**What is being asked:** Go through the lines below and copy any that hold the string "amount".

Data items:
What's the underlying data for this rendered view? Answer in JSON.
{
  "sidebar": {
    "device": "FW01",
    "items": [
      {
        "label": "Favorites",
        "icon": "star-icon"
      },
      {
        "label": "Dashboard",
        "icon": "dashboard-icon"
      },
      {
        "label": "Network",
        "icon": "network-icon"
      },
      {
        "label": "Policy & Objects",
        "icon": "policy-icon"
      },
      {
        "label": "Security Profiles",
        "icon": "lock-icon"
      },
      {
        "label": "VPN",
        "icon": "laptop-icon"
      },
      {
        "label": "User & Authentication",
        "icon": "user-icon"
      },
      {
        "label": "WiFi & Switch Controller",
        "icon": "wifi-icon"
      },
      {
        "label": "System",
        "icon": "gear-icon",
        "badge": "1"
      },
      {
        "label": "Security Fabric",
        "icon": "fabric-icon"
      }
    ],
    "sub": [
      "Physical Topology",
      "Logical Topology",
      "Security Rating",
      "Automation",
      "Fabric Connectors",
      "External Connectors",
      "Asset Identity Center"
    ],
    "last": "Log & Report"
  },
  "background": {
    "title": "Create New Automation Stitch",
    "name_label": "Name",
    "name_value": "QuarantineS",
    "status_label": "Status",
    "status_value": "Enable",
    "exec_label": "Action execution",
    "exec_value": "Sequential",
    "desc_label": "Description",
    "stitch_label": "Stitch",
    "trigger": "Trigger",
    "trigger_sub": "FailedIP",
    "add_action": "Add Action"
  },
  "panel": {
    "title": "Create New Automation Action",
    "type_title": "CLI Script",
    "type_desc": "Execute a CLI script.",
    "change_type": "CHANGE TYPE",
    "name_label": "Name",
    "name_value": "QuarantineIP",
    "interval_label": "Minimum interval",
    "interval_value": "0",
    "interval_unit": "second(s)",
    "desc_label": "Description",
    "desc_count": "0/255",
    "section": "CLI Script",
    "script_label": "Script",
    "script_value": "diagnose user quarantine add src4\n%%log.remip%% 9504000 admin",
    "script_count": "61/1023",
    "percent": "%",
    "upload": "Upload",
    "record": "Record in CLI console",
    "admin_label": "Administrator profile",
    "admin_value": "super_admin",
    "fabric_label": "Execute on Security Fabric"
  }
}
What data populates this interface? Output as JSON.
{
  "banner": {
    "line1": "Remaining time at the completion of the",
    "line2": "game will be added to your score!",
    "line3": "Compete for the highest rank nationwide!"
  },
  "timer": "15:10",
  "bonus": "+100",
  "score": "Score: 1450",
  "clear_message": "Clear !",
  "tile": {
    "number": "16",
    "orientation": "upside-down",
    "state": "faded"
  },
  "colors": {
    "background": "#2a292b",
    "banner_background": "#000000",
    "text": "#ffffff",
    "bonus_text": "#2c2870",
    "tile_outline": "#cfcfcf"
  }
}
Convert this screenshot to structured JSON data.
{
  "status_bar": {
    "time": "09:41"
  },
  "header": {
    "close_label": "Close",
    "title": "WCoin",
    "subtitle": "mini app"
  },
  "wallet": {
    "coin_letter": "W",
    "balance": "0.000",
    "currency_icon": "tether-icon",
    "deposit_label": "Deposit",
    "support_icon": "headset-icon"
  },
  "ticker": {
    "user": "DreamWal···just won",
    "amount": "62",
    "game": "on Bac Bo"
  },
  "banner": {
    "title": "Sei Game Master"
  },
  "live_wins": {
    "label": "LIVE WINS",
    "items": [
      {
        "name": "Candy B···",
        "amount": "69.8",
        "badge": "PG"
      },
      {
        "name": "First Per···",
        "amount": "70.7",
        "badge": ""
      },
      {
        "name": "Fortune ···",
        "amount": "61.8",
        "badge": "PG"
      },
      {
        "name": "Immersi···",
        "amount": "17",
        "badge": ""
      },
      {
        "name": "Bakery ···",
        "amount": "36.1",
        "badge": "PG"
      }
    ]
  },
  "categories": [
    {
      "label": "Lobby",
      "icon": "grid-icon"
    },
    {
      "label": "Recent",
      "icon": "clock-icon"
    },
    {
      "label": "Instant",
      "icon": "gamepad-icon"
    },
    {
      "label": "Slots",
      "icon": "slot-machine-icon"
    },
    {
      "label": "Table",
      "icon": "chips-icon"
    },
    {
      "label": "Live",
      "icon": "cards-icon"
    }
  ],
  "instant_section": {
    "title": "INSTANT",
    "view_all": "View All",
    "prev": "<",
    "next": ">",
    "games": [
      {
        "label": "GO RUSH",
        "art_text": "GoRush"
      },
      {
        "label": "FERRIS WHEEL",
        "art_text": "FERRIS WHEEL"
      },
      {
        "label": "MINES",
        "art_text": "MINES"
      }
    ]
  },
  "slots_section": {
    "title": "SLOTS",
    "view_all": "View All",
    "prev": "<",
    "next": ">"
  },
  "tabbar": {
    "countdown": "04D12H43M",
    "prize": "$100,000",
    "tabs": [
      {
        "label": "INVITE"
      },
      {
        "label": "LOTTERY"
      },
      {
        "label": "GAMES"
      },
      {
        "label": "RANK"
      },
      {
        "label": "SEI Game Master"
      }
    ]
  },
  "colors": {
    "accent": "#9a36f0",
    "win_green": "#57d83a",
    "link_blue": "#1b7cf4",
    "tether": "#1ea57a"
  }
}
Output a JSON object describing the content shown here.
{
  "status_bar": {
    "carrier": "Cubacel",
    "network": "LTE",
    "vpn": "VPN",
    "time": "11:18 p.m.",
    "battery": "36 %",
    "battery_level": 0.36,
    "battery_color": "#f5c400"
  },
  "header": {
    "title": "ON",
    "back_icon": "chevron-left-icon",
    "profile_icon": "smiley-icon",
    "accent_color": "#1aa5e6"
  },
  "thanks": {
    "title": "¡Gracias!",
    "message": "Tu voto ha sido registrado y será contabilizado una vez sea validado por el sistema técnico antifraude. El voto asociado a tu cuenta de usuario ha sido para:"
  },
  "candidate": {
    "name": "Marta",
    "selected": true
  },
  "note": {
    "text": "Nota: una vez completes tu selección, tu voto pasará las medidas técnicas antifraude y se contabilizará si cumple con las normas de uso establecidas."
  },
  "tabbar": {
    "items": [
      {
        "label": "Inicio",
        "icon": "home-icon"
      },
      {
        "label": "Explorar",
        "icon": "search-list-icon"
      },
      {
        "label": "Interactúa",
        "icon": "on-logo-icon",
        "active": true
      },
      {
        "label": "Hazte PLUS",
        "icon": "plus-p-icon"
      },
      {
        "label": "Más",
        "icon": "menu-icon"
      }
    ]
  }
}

**Expected answer:**
    "amount": "62",
        "amount": "69.8",
        "amount": "70.7",
        "amount": "61.8",
        "amount": "17",
        "amount": "36.1",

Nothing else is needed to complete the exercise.